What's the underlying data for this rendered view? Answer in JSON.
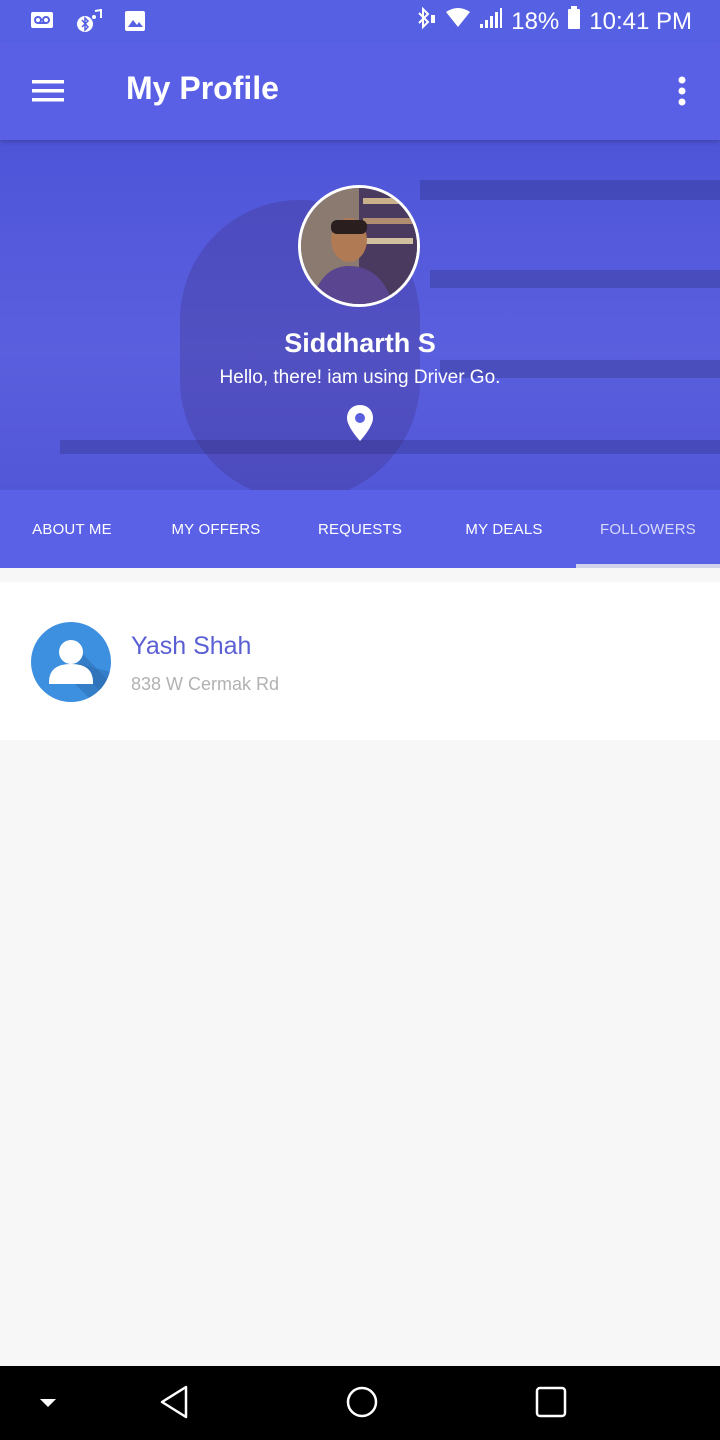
{
  "status_bar": {
    "battery": "18%",
    "time": "10:41 PM",
    "icons": [
      "voicemail-icon",
      "bluetooth-music-icon",
      "image-icon",
      "bluetooth-icon",
      "wifi-icon",
      "signal-icon",
      "battery-icon"
    ]
  },
  "app_bar": {
    "title": "My Profile",
    "menu_icon": "hamburger-menu-icon",
    "more_icon": "more-vert-icon"
  },
  "profile": {
    "name": "Siddharth S",
    "status": "Hello, there! iam using Driver Go.",
    "location_icon": "location-pin-icon"
  },
  "tabs": [
    {
      "label": "ABOUT ME",
      "active": false
    },
    {
      "label": "MY OFFERS",
      "active": false
    },
    {
      "label": "REQUESTS",
      "active": false
    },
    {
      "label": "MY DEALS",
      "active": false
    },
    {
      "label": "FOLLOWERS",
      "active": true
    }
  ],
  "followers": [
    {
      "name": "Yash Shah",
      "address": "838 W Cermak Rd",
      "avatar_icon": "person-avatar-icon"
    }
  ],
  "colors": {
    "primary": "#5960e6",
    "accent_text": "#5b5fd4",
    "avatar_blue": "#3d8fe0"
  },
  "nav_bar": [
    "hide-keyboard-icon",
    "back-icon",
    "home-icon",
    "recents-icon"
  ]
}
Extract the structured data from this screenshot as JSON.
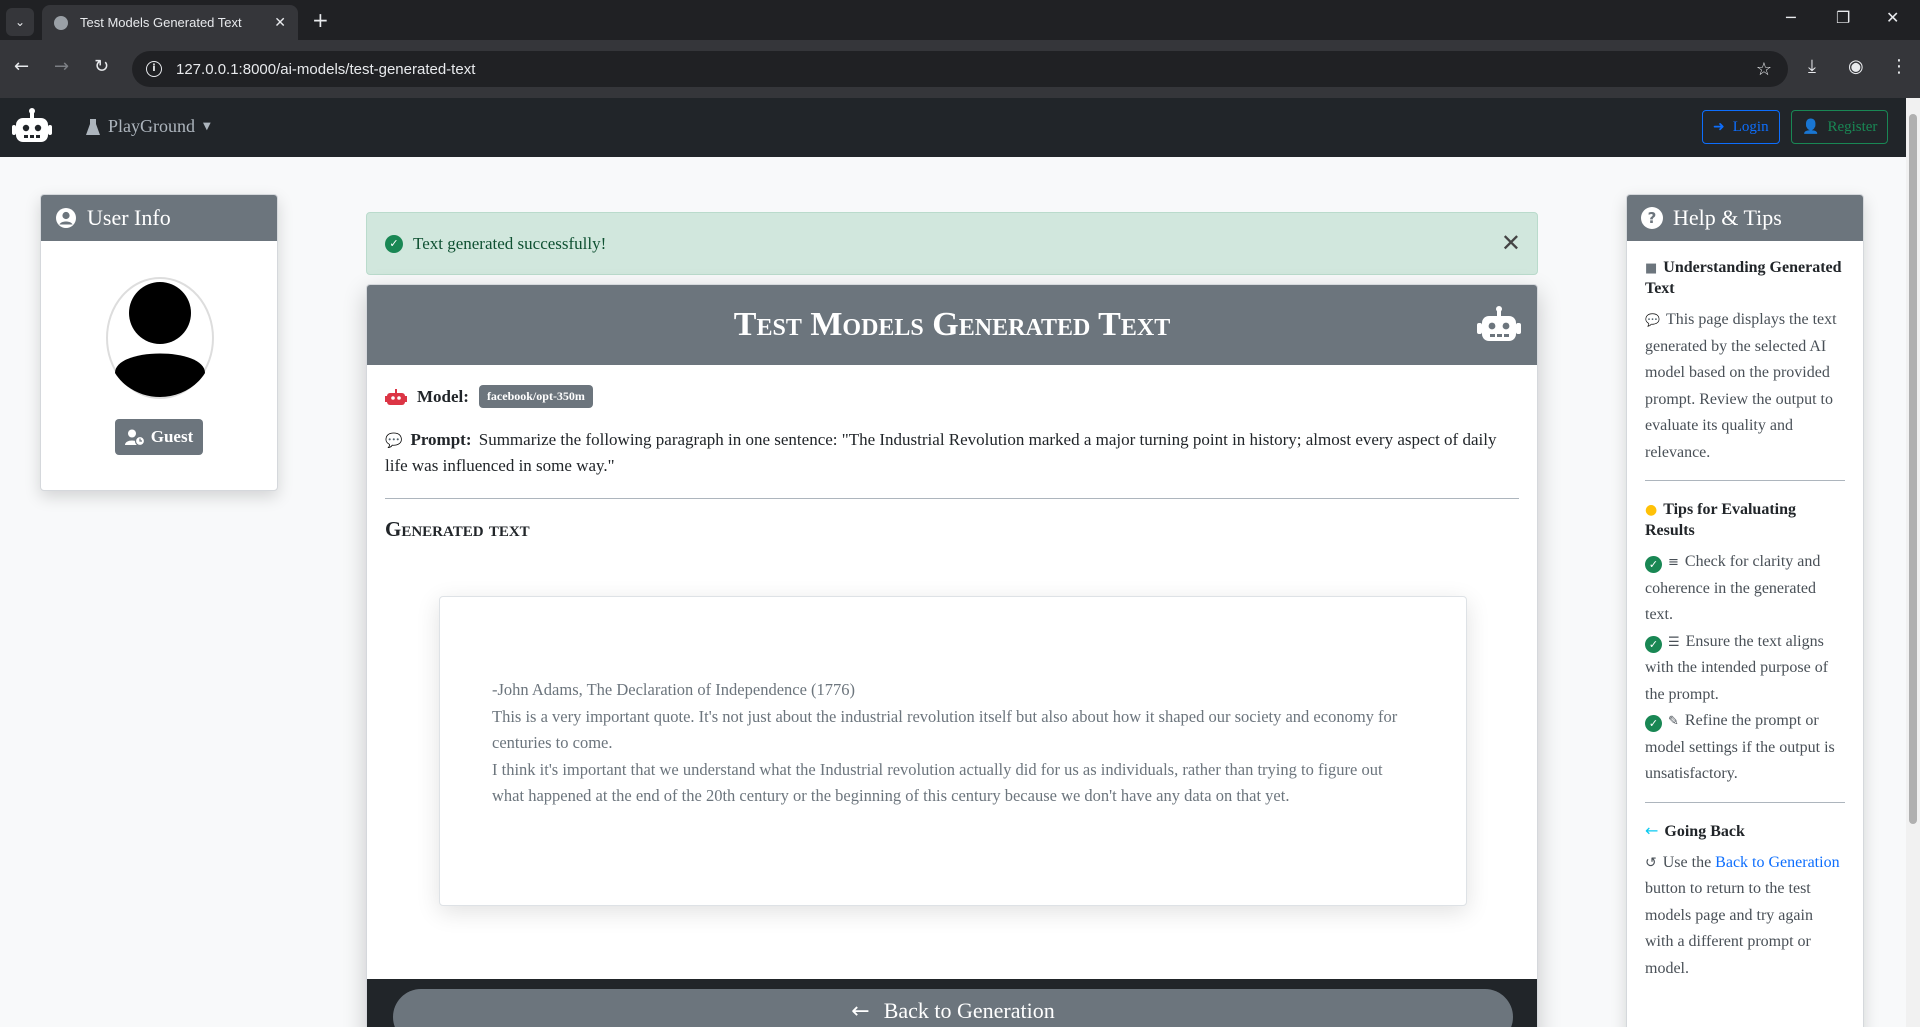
{
  "browser": {
    "tab_title": "Test Models Generated Text",
    "url": "127.0.0.1:8000/ai-models/test-generated-text"
  },
  "navbar": {
    "menu_label": "PlayGround",
    "login_label": "Login",
    "register_label": "Register"
  },
  "user_info": {
    "title": "User Info",
    "guest_label": "Guest"
  },
  "alert": {
    "message": "Text generated successfully!"
  },
  "main": {
    "title": "Test Models Generated Text",
    "model_label": "Model:",
    "model_name": "facebook/opt-350m",
    "prompt_label": "Prompt:",
    "prompt_text": "Summarize the following paragraph in one sentence: \"The Industrial Revolution marked a major turning point in history; almost every aspect of daily life was influenced in some way.\"",
    "generated_title": "Generated text",
    "generated_lines": [
      "-John Adams, The Declaration of Independence (1776)",
      "This is a very important quote. It's not just about the industrial revolution itself but also about how it shaped our society and economy for centuries to come.",
      "I think it's important that we understand what the Industrial revolution actually did for us as individuals, rather than trying to figure out what happened at the end of the 20th century or the beginning of this century because we don't have any data on that yet."
    ],
    "back_label": "Back to Generation"
  },
  "help": {
    "title": "Help & Tips",
    "section1_title": "Understanding Generated Text",
    "section1_text": "This page displays the text generated by the selected AI model based on the provided prompt. Review the output to evaluate its quality and relevance.",
    "section2_title": "Tips for Evaluating Results",
    "tip1": "Check for clarity and coherence in the generated text.",
    "tip2": "Ensure the text aligns with the intended purpose of the prompt.",
    "tip3": "Refine the prompt or model settings if the output is unsatisfactory.",
    "section3_title": "Going Back",
    "back_pre": "Use the",
    "back_link": "Back to Generation",
    "back_post": "button to return to the test models page and try again with a different prompt or model."
  },
  "colors": {
    "navbar_bg": "#212529",
    "card_header": "#6c757d",
    "success_bg": "#d1e7dd",
    "primary": "#0d6efd",
    "success": "#198754"
  }
}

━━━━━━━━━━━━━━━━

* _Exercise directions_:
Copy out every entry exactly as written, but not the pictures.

* _Response below_:
What's the underlying data for this rendered view? Answer in JSON.
{
  "status_bar": {
    "battery": "18%",
    "time": "10:41 PM",
    "icons": [
      "voicemail-icon",
      "bluetooth-music-icon",
      "image-icon",
      "bluetooth-icon",
      "wifi-icon",
      "signal-icon",
      "battery-icon"
    ]
  },
  "app_bar": {
    "title": "My Profile",
    "menu_icon": "hamburger-menu-icon",
    "more_icon": "more-vert-icon"
  },
  "profile": {
    "name": "Siddharth S",
    "status": "Hello, there! iam using Driver Go.",
    "location_icon": "location-pin-icon"
  },
  "tabs": [
    {
      "label": "ABOUT ME",
      "active": false
    },
    {
      "label": "MY OFFERS",
      "active": false
    },
    {
      "label": "REQUESTS",
      "active": false
    },
    {
      "label": "MY DEALS",
      "active": false
    },
    {
      "label": "FOLLOWERS",
      "active": true
    }
  ],
  "followers": [
    {
      "name": "Yash Shah",
      "address": "838 W Cermak Rd",
      "avatar_icon": "person-avatar-icon"
    }
  ],
  "colors": {
    "primary": "#5960e6",
    "accent_text": "#5b5fd4",
    "avatar_blue": "#3d8fe0"
  },
  "nav_bar": [
    "hide-keyboard-icon",
    "back-icon",
    "home-icon",
    "recents-icon"
  ]
}
Extract the structured data from this screenshot as JSON.
{
  "browser": {
    "tab_title": "Test Models Generated Text",
    "url": "127.0.0.1:8000/ai-models/test-generated-text"
  },
  "navbar": {
    "menu_label": "PlayGround",
    "login_label": "Login",
    "register_label": "Register"
  },
  "user_info": {
    "title": "User Info",
    "guest_label": "Guest"
  },
  "alert": {
    "message": "Text generated successfully!"
  },
  "main": {
    "title": "Test Models Generated Text",
    "model_label": "Model:",
    "model_name": "facebook/opt-350m",
    "prompt_label": "Prompt:",
    "prompt_text": "Summarize the following paragraph in one sentence: \"The Industrial Revolution marked a major turning point in history; almost every aspect of daily life was influenced in some way.\"",
    "generated_title": "Generated text",
    "generated_lines": [
      "-John Adams, The Declaration of Independence (1776)",
      "This is a very important quote. It's not just about the industrial revolution itself but also about how it shaped our society and economy for centuries to come.",
      "I think it's important that we understand what the Industrial revolution actually did for us as individuals, rather than trying to figure out what happened at the end of the 20th century or the beginning of this century because we don't have any data on that yet."
    ],
    "back_label": "Back to Generation"
  },
  "help": {
    "title": "Help & Tips",
    "section1_title": "Understanding Generated Text",
    "section1_text": "This page displays the text generated by the selected AI model based on the provided prompt. Review the output to evaluate its quality and relevance.",
    "section2_title": "Tips for Evaluating Results",
    "tip1": "Check for clarity and coherence in the generated text.",
    "tip2": "Ensure the text aligns with the intended purpose of the prompt.",
    "tip3": "Refine the prompt or model settings if the output is unsatisfactory.",
    "section3_title": "Going Back",
    "back_pre": "Use the",
    "back_link": "Back to Generation",
    "back_post": "button to return to the test models page and try again with a different prompt or model."
  },
  "colors": {
    "navbar_bg": "#212529",
    "card_header": "#6c757d",
    "success_bg": "#d1e7dd",
    "primary": "#0d6efd",
    "success": "#198754"
  }
}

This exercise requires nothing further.